Romney has even availed himself of a traditional evangelical trope -- the conversion story -- to explain his political shift on the issue of abortion. Conversion stories are a staple of the fundamentalist pulpit and, indeed, no one gains admittance to church membership without being able to recount how they were born again. Romney, who was once pro-choice, is now pro-life. He didn't fall from his horse on the road to Damascus; he claims that when he studied the issue of stem cell research, he came to the conclusion that life begins at conception and, consequently, abortion was wrong. Evangelicals love a convert.
There is a problem, however, with Romney's conversion account. It was after his conversion that Romney introduced his health care overhaul and, unlike President Obama's health care reforms, Romney's provides explicitly for taxpayer-funded abortion. Additionally, Romney's health care law gives Planned Parenthood, by statute, a seat on a health care advisory board. For evangelicals, Planned Parenthood is virtually the embodiment of evil. If they think Romney's conversion was insincere, conservative evangelicals will think twice about voting for him.
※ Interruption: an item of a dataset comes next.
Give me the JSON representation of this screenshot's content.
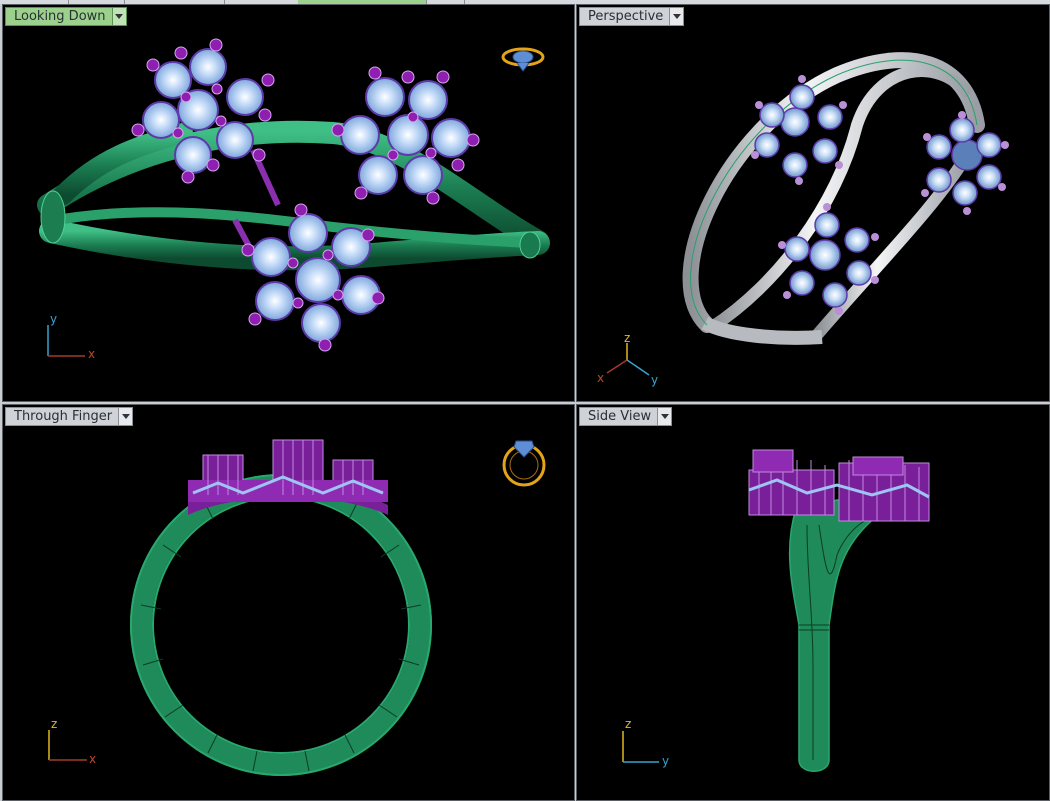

Another reason Falwell had been reluctant to get overly involved in politics was the long held Baptist belief in "the spirituality of the Church" which proscribed political involvement. In a famous 1965 sermon, "Ministers and Marches," Falwell had denounced those pastors who were leading the civil rights movement. "We have a message of redeeming grace through a crucified and risen Lord," Falwell told his congregation. "This message is designed to go right to the heart of man and there meet his deep spiritual need. Nowhere are we commissioned to reform the externals." But just as Falwell had overcome the traditional fear of being "yoked" with non-believers, his sense that the moral culture of the nation was in such sharp decline he needed to enter the political fray to protect his flock overcame his prior views.
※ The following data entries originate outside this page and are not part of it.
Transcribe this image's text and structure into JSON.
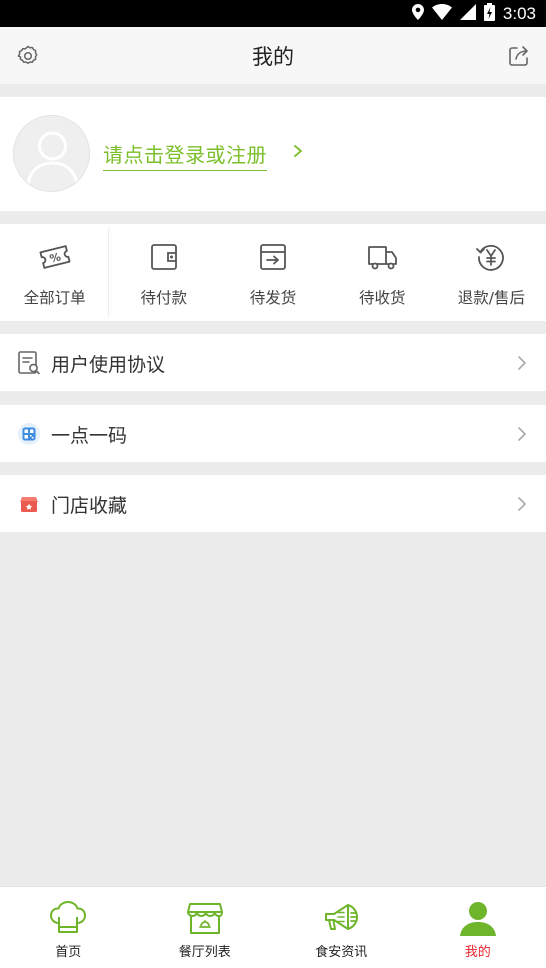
{
  "status_bar": {
    "time": "3:03",
    "icons": [
      "location-icon",
      "wifi-icon",
      "signal-icon",
      "battery-icon"
    ]
  },
  "header": {
    "title": "我的",
    "left_icon": "settings-icon",
    "right_icon": "share-icon"
  },
  "profile": {
    "login_text": "请点击登录或注册",
    "accent_color": "#7bbf2a"
  },
  "orders": [
    {
      "label": "全部订单",
      "icon": "coupon-icon"
    },
    {
      "label": "待付款",
      "icon": "wallet-icon"
    },
    {
      "label": "待发货",
      "icon": "box-icon"
    },
    {
      "label": "待收货",
      "icon": "truck-icon"
    },
    {
      "label": "退款/售后",
      "icon": "refund-yen-icon"
    }
  ],
  "menu": [
    {
      "label": "用户使用协议",
      "icon": "agreement-icon"
    },
    {
      "label": "一点一码",
      "icon": "qrcode-icon"
    },
    {
      "label": "门店收藏",
      "icon": "store-favorite-icon"
    }
  ],
  "bottom_nav": [
    {
      "label": "首页",
      "icon": "chef-hat-icon"
    },
    {
      "label": "餐厅列表",
      "icon": "restaurant-icon"
    },
    {
      "label": "食安资讯",
      "icon": "megaphone-icon"
    },
    {
      "label": "我的",
      "icon": "user-icon",
      "active": true
    }
  ],
  "colors": {
    "accent": "#7bbf2a",
    "nav_active": "#e8222d",
    "nav_icon": "#6fb52c"
  }
}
Not every evangelical or fundamentalist, however, agreed with Falwell's decision to become involved in politics. Many continued to adhere to the older Baptist tradition that "the externals" were not the business of the Christian Church. Romney's concern today has to be that, if the GOP nominates a second presidential candidate whose record on social issues is murky at best, more and more evangelicals will revert to their pre-Falwell separationist stance, declining to get involved in politics at all. In the 10 years that Falwell led the Moral Majority, the GOP won three straight presidential elections. When he disbanded the organization in 1989, they lost the next three elections. In 2004, with the help of a ballot initiative on gay marriage, conservative evangelicals in Ohio kept George W. Bush in the White House. If Romney hopes to win in November, he will need more than tepid support from Falwell's heirs. Falwell paved the way for such "co-belligerancy," between a Mormon nominee and the evangelical base of the GOP, but it is unclear if Romney's record on taxpayer-funded abortions and Planned Parenthood will lead many evangelicals to think that prayer, not politics, is the better path.